» **WORK TASK**: Could you copy out every line of the data where the word "username" occurs?

» **DATASET EXTRACT**:
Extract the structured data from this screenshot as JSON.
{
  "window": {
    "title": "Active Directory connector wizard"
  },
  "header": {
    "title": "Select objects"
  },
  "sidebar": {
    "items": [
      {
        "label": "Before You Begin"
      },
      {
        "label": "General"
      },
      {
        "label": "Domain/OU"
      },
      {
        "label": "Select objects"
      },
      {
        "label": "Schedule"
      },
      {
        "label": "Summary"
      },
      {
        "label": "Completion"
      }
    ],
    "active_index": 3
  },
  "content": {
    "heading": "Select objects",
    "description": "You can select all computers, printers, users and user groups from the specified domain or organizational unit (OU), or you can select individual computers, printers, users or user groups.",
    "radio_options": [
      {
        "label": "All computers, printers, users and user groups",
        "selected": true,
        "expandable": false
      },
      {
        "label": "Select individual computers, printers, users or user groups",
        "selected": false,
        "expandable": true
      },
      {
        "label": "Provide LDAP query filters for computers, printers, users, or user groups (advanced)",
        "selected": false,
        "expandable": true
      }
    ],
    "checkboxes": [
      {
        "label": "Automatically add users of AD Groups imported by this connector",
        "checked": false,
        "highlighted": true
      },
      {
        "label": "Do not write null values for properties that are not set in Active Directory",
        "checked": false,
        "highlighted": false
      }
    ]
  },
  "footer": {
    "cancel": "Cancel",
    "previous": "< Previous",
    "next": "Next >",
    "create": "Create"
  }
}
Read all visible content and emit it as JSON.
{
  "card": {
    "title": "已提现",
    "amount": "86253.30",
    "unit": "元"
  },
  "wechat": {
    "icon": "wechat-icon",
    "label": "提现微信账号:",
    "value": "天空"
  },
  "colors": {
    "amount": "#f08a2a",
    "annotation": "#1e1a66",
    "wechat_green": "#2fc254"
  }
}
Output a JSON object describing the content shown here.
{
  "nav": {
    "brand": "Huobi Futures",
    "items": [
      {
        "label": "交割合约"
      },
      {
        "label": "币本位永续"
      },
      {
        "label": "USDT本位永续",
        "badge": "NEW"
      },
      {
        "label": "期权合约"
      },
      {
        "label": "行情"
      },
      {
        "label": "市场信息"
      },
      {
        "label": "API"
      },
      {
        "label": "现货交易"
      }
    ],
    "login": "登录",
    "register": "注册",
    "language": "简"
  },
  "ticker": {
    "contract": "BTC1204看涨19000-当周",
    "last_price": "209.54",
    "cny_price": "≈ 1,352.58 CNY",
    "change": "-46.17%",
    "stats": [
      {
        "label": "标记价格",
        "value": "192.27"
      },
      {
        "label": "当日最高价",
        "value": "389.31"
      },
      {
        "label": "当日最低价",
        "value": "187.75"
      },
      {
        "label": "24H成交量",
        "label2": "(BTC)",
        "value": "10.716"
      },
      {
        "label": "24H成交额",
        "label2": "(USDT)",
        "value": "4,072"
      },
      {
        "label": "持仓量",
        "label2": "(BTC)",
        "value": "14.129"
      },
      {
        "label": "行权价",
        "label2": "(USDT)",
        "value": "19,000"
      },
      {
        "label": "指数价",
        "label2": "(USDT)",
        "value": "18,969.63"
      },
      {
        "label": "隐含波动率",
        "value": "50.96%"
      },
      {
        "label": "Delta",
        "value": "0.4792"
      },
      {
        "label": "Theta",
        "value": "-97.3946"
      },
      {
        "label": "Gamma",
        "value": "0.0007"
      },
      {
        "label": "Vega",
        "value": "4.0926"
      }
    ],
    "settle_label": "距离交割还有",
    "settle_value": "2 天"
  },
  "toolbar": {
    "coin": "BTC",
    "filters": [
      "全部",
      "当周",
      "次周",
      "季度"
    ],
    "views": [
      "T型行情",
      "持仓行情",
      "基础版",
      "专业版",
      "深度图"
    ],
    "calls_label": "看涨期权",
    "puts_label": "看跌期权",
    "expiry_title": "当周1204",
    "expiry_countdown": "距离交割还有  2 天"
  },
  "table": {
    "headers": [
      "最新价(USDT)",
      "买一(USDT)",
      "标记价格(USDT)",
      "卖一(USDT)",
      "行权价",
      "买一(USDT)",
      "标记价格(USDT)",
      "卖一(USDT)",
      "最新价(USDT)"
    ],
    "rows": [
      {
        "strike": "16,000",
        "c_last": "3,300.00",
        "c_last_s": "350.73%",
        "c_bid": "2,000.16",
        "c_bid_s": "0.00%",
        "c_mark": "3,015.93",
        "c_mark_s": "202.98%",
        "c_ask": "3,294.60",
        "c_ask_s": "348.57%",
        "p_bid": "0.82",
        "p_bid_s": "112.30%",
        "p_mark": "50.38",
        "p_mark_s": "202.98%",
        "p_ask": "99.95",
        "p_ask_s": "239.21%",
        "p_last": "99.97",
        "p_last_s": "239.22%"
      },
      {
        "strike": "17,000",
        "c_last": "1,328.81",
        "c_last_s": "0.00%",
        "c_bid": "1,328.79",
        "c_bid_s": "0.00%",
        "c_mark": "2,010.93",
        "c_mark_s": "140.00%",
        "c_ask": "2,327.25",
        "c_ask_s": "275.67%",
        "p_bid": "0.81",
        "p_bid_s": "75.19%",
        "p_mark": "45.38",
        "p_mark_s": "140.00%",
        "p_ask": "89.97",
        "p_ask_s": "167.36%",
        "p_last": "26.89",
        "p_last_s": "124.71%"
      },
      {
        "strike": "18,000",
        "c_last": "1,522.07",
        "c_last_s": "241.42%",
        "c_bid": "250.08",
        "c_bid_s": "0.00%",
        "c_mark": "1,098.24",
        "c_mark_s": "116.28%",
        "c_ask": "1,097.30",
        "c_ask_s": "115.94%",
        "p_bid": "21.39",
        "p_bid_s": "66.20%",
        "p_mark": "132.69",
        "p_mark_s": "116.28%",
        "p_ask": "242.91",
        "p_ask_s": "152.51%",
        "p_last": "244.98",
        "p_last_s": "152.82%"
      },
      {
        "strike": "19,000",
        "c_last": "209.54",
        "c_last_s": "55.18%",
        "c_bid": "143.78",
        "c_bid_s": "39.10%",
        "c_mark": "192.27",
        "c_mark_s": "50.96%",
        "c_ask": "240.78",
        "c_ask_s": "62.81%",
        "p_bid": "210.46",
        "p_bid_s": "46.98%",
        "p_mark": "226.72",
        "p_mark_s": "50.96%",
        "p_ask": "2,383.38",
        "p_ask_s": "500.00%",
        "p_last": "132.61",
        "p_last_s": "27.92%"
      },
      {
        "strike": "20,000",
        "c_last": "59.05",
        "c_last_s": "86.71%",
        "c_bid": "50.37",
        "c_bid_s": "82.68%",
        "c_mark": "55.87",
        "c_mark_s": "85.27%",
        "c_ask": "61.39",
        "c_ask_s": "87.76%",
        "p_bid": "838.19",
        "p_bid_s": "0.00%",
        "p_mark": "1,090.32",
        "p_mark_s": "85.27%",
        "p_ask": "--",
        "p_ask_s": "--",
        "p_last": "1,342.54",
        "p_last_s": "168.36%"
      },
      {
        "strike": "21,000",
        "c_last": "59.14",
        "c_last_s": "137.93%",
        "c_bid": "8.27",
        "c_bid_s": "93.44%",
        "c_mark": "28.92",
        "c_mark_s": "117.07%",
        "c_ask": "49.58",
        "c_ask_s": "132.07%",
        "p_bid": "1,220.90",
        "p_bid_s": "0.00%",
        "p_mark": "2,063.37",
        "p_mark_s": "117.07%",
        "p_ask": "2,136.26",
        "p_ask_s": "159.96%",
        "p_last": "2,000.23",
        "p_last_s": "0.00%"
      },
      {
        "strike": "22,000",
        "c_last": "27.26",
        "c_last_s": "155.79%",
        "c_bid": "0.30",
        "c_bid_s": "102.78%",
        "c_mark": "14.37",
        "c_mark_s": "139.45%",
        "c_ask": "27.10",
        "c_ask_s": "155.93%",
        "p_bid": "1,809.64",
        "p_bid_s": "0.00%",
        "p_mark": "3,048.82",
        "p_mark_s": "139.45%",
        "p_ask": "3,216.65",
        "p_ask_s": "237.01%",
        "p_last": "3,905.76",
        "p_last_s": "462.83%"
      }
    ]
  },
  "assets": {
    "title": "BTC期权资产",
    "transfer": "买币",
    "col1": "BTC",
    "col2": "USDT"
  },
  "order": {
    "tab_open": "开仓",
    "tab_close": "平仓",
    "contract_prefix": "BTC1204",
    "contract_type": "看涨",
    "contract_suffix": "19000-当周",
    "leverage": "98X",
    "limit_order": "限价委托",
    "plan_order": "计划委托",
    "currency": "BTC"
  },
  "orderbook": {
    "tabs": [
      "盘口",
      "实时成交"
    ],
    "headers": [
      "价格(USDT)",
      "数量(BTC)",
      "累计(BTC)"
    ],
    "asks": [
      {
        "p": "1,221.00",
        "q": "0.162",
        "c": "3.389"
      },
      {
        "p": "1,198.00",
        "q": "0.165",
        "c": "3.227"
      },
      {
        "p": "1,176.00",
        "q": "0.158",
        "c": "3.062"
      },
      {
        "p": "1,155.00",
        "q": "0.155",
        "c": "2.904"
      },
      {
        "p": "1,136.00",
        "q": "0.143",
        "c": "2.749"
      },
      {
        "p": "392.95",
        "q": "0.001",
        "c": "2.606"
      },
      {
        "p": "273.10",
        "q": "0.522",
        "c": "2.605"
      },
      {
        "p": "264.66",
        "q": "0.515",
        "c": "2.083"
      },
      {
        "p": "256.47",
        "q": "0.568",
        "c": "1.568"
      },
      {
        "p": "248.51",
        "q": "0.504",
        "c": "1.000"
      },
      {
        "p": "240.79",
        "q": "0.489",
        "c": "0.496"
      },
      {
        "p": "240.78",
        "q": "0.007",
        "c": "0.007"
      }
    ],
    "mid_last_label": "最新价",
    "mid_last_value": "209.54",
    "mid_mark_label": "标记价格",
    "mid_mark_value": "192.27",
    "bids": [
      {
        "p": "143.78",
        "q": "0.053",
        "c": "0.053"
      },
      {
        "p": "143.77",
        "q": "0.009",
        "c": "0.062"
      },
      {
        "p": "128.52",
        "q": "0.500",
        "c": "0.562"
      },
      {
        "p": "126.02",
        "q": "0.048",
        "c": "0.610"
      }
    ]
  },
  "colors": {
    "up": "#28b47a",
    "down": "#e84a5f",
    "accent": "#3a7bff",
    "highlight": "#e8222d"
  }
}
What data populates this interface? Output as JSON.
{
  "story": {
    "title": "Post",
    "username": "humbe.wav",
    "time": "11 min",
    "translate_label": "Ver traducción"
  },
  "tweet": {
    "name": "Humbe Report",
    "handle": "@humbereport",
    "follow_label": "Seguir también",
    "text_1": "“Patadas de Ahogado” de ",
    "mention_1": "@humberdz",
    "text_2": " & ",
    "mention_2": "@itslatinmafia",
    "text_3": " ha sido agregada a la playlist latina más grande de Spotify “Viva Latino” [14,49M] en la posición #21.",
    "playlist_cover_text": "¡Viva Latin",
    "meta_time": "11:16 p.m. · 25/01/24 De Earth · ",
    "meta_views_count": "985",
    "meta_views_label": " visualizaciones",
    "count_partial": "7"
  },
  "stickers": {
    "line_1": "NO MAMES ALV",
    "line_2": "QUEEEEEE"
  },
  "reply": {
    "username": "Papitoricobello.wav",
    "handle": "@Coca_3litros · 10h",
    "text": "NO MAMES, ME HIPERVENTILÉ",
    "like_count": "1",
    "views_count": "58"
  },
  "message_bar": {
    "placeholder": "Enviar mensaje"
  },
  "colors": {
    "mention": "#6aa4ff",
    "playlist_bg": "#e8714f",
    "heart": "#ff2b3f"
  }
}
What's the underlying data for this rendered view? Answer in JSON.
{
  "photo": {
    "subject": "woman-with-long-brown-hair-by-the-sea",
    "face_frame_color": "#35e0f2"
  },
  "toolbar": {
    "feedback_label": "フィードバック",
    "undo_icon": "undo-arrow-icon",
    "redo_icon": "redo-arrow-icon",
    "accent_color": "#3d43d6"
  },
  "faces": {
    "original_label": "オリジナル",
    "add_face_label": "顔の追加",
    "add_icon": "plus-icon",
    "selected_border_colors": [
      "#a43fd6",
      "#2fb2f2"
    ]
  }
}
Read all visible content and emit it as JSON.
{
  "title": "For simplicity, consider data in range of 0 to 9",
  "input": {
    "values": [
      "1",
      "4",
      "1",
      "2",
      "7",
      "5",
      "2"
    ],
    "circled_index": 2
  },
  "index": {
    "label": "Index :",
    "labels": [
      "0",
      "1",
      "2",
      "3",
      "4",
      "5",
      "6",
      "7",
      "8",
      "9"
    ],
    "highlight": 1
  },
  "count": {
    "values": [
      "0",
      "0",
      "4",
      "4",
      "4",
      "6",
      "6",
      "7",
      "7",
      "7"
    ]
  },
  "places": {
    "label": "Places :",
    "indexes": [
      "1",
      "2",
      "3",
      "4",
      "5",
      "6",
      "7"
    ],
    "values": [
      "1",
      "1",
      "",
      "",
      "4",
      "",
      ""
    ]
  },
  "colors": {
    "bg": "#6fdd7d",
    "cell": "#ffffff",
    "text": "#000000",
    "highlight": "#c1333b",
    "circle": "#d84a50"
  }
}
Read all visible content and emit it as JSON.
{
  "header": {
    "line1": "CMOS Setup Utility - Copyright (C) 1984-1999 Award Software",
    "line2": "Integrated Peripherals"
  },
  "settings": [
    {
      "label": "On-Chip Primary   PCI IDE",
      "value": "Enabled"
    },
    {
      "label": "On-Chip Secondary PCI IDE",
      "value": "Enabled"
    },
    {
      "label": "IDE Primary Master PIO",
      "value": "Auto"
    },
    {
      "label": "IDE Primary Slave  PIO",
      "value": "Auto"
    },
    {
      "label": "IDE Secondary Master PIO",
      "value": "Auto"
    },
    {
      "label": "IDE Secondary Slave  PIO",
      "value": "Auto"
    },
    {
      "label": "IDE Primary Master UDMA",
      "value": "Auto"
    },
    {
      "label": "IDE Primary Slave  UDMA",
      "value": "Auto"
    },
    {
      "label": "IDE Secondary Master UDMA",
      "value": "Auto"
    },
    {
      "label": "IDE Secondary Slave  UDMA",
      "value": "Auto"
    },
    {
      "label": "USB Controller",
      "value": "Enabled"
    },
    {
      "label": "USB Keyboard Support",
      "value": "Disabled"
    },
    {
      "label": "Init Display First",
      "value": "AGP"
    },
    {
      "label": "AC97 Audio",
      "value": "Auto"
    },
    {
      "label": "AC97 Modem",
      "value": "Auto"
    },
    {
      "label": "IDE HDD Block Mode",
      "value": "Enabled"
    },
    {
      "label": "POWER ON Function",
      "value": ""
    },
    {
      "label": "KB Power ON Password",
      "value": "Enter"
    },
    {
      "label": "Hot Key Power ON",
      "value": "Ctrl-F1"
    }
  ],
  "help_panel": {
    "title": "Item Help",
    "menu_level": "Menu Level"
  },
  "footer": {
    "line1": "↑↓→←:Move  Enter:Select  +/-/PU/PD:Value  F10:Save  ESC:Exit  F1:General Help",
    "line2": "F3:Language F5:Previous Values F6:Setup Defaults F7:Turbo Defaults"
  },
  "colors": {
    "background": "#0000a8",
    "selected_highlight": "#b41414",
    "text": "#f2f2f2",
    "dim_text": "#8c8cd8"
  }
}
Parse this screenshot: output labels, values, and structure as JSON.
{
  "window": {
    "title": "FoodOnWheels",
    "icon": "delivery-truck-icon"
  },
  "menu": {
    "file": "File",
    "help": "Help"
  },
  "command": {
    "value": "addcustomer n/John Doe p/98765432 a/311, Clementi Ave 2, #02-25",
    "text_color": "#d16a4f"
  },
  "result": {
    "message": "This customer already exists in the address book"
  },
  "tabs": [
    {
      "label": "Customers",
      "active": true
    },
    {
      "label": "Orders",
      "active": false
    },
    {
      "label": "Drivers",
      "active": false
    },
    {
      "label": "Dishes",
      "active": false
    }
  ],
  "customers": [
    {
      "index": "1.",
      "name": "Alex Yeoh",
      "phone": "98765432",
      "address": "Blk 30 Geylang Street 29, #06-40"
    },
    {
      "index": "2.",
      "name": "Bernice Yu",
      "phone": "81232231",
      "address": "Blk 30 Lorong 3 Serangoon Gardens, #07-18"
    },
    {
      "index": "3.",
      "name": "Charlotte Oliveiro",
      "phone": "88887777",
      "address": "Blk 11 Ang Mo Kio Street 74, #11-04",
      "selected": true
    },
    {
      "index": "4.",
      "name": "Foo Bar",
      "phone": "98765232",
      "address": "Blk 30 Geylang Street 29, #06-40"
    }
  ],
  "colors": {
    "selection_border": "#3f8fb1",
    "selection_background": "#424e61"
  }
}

» **RESPONSE**:
    "username": "humbe.wav",
    "username": "Papitoricobello.wav",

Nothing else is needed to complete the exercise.